EPA Reopens Libraries
by Brian Turnbaugh*, 10/7/2008
After two years, numerous protests by the public, a formal grievance from a government employee union, a critical governmental report, and congressional intervention, the U.S. Environmental Protection Agency (EPA) has reopened agency libraries it closed as a purported cost-saving measure. The libraries generally are smaller and open fewer hours than before, are now controlled by a political appointee, and may have lost materials in the interim, but they are open to the public. Beginning in 2004, the agency dismantled a significant portion of its library network in response to anticipated budget cuts. Ultimately, six libraries were closed, and four others had their hours reduced. Parts of the collections from the closed libraries were scattered across the network or converted into digital formats, though many records were simply thrown away. Outcry among public interest groups, public employees, librarians, scientists, and others prompted Congress to halt the closings and force EPA to reconsider its network plan.
In December 2007, Congress ordered the libraries reopened and appropriated $1 million for that purpose. The reopened libraries are in Chicago, Dallas, Kansas City, and the EPA Headquarters Repository and the Chemical Library in Washington, DC. The libraries, staffed by professional librarians, will provide services to the public and EPA staff via phone and e-mail, and they will be open for a minimum of 24 hours over four days per week on a walk-in basis or by appointment.

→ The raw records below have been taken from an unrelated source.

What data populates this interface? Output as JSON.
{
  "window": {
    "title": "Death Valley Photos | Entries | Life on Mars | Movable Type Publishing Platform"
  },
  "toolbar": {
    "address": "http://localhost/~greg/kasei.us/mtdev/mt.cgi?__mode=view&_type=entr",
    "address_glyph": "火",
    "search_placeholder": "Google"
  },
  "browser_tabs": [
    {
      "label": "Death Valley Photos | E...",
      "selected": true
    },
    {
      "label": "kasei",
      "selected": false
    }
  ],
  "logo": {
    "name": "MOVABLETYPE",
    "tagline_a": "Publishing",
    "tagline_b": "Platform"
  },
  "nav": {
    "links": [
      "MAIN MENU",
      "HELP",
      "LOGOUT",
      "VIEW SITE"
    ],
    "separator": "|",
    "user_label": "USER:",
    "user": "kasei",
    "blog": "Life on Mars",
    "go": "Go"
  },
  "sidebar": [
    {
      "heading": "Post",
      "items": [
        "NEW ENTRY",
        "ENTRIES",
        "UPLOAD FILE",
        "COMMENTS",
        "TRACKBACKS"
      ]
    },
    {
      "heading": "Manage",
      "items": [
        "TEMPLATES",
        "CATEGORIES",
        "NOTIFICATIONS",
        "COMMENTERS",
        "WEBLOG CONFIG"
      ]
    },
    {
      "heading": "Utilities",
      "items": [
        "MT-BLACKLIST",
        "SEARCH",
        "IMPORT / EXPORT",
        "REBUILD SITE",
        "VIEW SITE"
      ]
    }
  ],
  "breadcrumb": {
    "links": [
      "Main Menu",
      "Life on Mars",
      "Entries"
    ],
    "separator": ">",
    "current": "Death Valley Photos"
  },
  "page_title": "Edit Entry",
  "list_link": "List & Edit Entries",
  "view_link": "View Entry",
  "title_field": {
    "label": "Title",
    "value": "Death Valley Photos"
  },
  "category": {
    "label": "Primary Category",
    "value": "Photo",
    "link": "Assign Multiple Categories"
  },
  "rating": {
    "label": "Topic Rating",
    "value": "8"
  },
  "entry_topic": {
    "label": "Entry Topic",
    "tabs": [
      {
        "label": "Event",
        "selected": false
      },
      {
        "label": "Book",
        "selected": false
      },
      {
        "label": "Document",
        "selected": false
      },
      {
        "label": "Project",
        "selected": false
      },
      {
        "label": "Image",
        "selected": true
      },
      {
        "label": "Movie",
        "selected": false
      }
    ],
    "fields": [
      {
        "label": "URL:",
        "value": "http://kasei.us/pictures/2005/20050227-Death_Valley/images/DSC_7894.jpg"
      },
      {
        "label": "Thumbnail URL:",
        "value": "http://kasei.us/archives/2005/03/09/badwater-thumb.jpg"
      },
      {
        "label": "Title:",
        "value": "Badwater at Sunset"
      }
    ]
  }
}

In addition to the library reopenings, EPA pledged in a Memorandum of Agreement (MOA) with the American Federation of Government Employees (AFGE) to digitize more library holdings to improve online access. The agency's initial digitization report noted that the process is on hold, with almost half of the estimated publications yet to be digitized. EPA claims to be evaluating the digitization process in order to reconcile "some difference of opinion on some of the technical aspects of the project."
As part of EPA's effort to resolve the difference of opinion on digitization, the agency plans to convene a panel of National Library Network stakeholders for their input on the process. The stakeholders will include advisors from the Federal Library and Information Center Committee (FLICC) of the Library of Congress, professional library associations, the scientific community, academia, and the public. No time frame for this process or for restarting the digitization process was mentioned in the agency's report. The MOA negotiated with the employees' union requires EPA to report on the digitization process every three months but sets no specific performance benchmarks.
The EPA status report noted enhancements made to the database that will eventually hold the digitized publications, located in the National Environmental Publications Internet Site (NEPIS). However, these improvements were completed in May, before the union and the agency had signed the MOA.
In a July 21 letter to members of Congress, AFGE called on members to address specific questions about the EPA's plan. The union expressed concern about the amount of resources dedicated to the libraries, including the amount of physical space and shelving; the absence of public involvement regarding the libraries; and an accounting of the funds appropriated for the reopening of the libraries. Additional concerns about the libraries remain, including their control by a political appointee in the EPA's Office of Environmental Information.